Trial begins for Dover man in fatal shooting of Clayton man

Timothy Safford

DOVER — Did Timothy L. Safford try to protect his longtime friend from trouble before a fatal shooting at Liberty Court Apartments two years ago?

Or did the 44-year-old first-degree murder defendant discharge the rounds that felled Sylvester Lee on June 22, 2018?

Opposing attorneys presented mostly diverging accounts during opening statements Tuesday afternoon in a Superior Court trial scheduled to run two weeks. Mr. Safford has pleaded not guilty to first-degree murder and two other felonies he’s charged with.

Mr. Lee, 41 at the time, died after being shot five times near a vehicle in the west Dover neighborhood he was visiting after work on a Friday night, police investigation found. There were more than 50 people in the area at the time and most scattered following the gunfire, according to defense attorney Adam Windett.

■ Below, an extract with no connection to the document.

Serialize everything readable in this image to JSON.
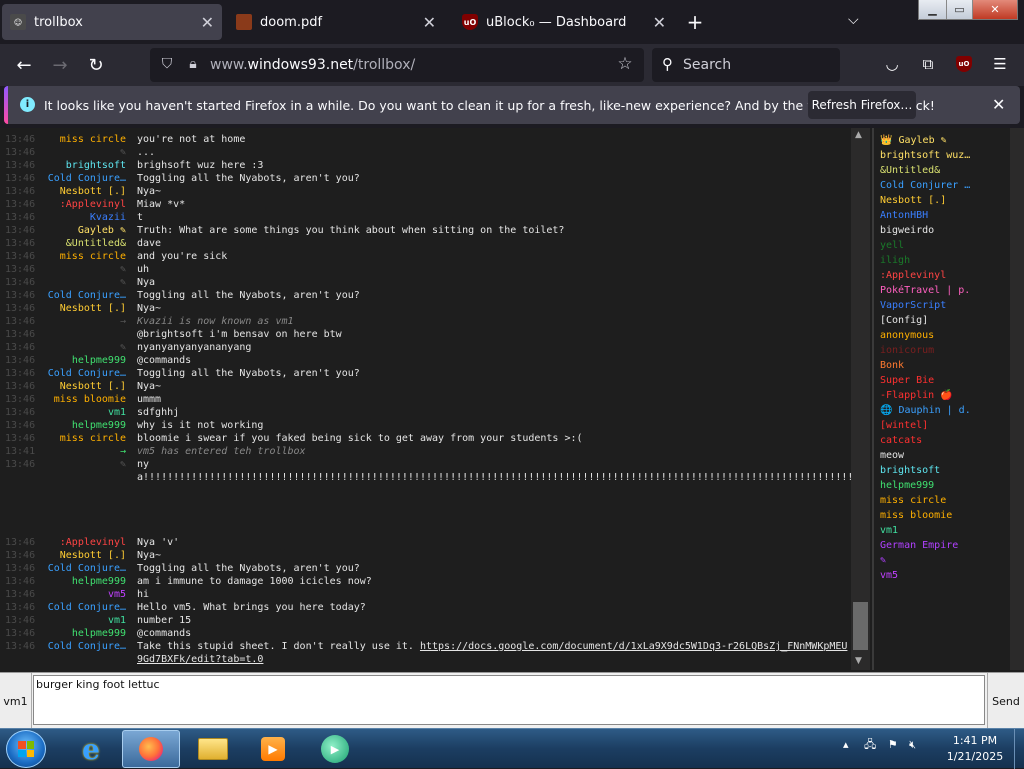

Mr. Safford was among those who fled and he was taken into custody in Washington D.C. on June 22, 2018, Dover Police said.

Deputy Attorney General Stephen R. Welch said witnesses saw Mr. Safford and Mr. Lee (a Clayton resident, police said) walking to the vehicle just prior to several shots being fired. Evidence would show that a semi-automatic weapon was fired and four 9mm bullets were located, he said.

“(There were) a number of people who saw and heard what happened that night,” said Mr. Welch, who is prosecuting the case with DAG Lisa Whitelock.

While the prosecution said evidence would prove Mr. Safford pulled the trigger, Mr. Windett described the defendant as innocent and pointed to another man who witnesses said had fired a gun that night. That gun was a revolver, though, according to Mr. Welch.

According to the defense, Mr. Safford protected Mr. Lee from several altercations during the night before shots were fired. Both attorneys indicated that Mr. Lee was heavily intoxicated at the time and had smoked marijuana.

Mr. Welch said people heard Mr. Lee and Mr. Safford arguing, saying things such as “Get the (expletive) out of my car,” and “Don’t call me stupid.”

Mr. Windett said Mr. Safford was not found with a gun, and that there was no DNA, fingerprint or gunshot residue linking him to the shooting death. He told the jury that the case would rely heavily on the credibility of witness testimony.

Mr. Safford is also charged with possession of a firearm during the commission of a felony and possession of a firearm by person prohibited.

Judge Noel Eason Primos is overseeing the jury trial.